Themes Of The Glass Menagerie The Glass Menagerie is a play that contains intense human feelings; frustration, shyness, regretfulness, anger, and sadness. The play is set in the apartment of the Wingfield family. In this cramped, dinghy place lives three characters; Amanda, Laura, and Tom, who are desperate to make their dream come true. Amanda is a shrew, she wants to live through her daughter, Laura. Her dream is for her daughter to marry to a well-educated man and support her throughout the rest of her life. Amanda always make complaining remarks about her husband who had left her with Tom and Laura.
Amanda nags Tom for spending too much time watching movies instead of working and finding a suitable for Laura. She likes to brag about how many Gentleman callers came to her house to pursue her. Tom is the narrator of the play. His dream is to be a poet and have no responsibilities to his family. He works at a warehouse, which he doesnt appreciate because it avoids him to complete his dream.
He detests when his mother tell him what to do and how to do it, sometimes he has to act without pity. Laura is shy and has a low self-esteem. She is compared to her glass collection, fragile in every sense. As an effect of a childhood illness, she was left crippled, which made her think that she was less than everybody else. She avoids socializing because she is afraid of breaking up, however this changes when she sees her old crush, Jim Occonor.
Her dream is to feel good about herself and to get out of her depression. Each character desires to escape from this lifestyle, poverty is what has them trap. The fire escape provides a different purpose for each of the characters. From the opening of the play, Toms addresses the audience from the fire escape. The fire escape allows Tom to get out of the apartment and away from his nagging mother.
Amanda sees it as an entrance for the Gentleman callers to enter their lives. Laura hides inside the apartment not in the fire escape. The fire escape separates authenticity from the undiscovered. Tom escapes in more than one way, first is the fire escape which leads him away from his home, then the movies. The movies temporarily takes him to another world, where mothers and runaways fathers doesnt exist. He also gets away by drinking.
He wants to escape his responsibilities of taking care of his mother and sister. He wishes to have a life of his own. Laura finds an escape through her glass collection. She also finds relieves in playing the same old record day after day. Across their apartment is the Paradise Dance Hall. Perhaps the music floating up to the apartment from the dance hall is supposed to be her escape which she just cant take.

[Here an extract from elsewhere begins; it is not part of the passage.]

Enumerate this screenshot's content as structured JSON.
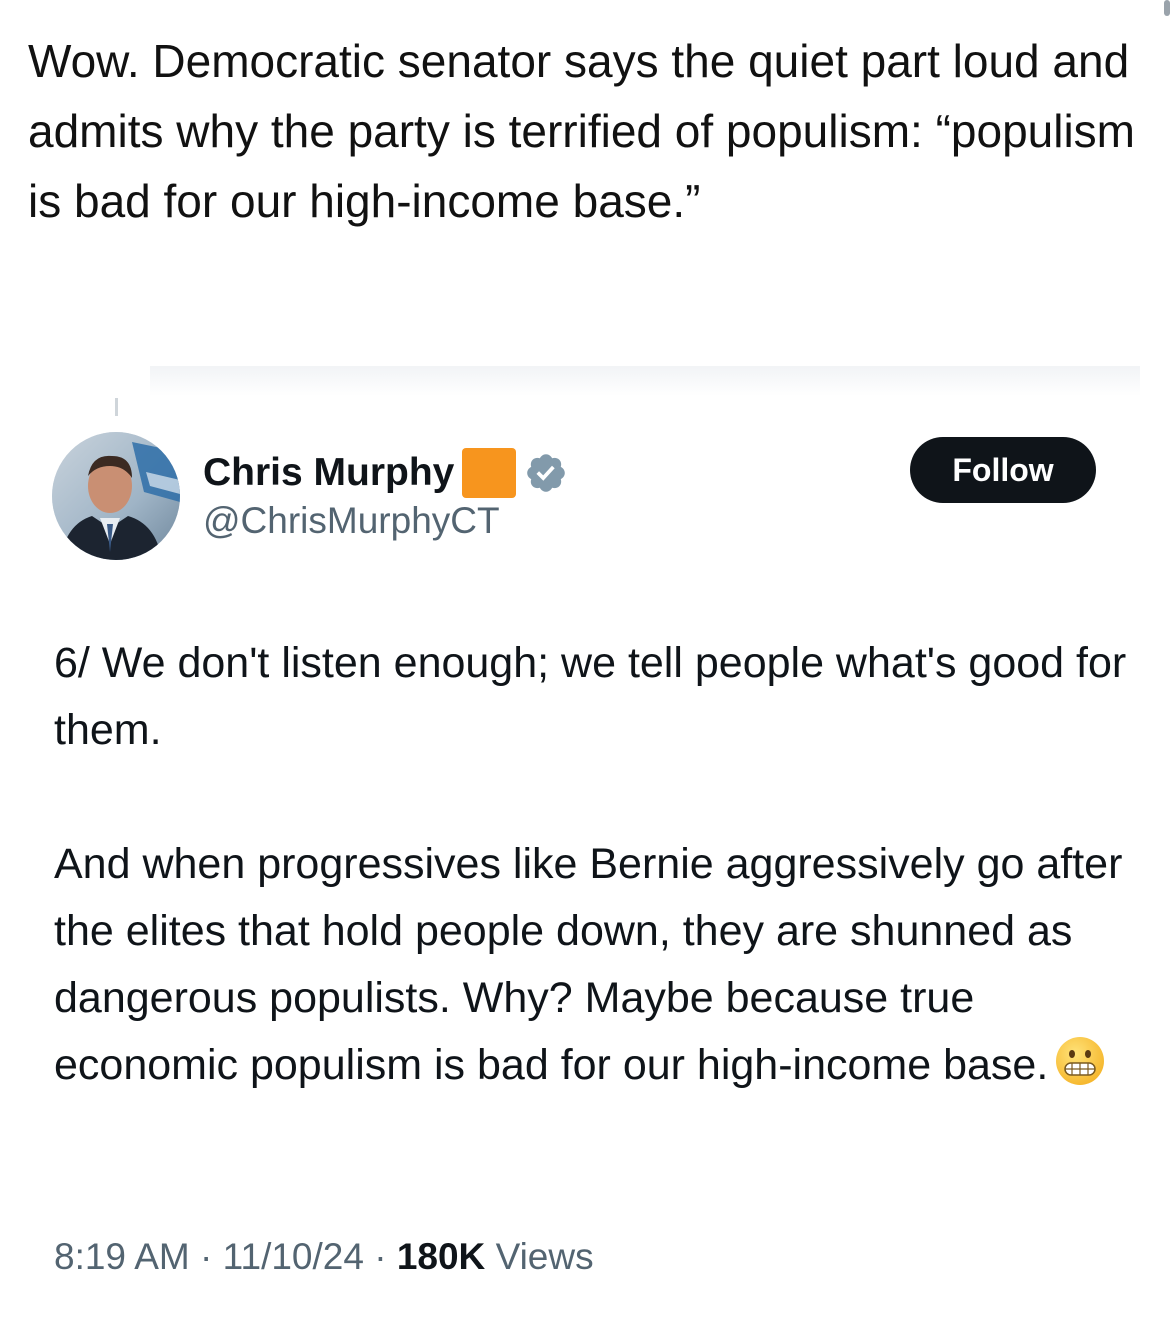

As time goes its getting harder and harder for Tom to avoid the real world, and the time for him to leave comes. When he leaves , he feels guilty for abandoning Laura . However, he discovers that he hasnt escaped, but led himself onto a path of even more powerful desperation. The theme escape is used throughout the play to demonstrate the hopelessness of each characters dreams. For the characters, an escape is possible, however, in the end no one finds a clear break. Bibliography Williams, Tennesse.
The Glass Menagerie.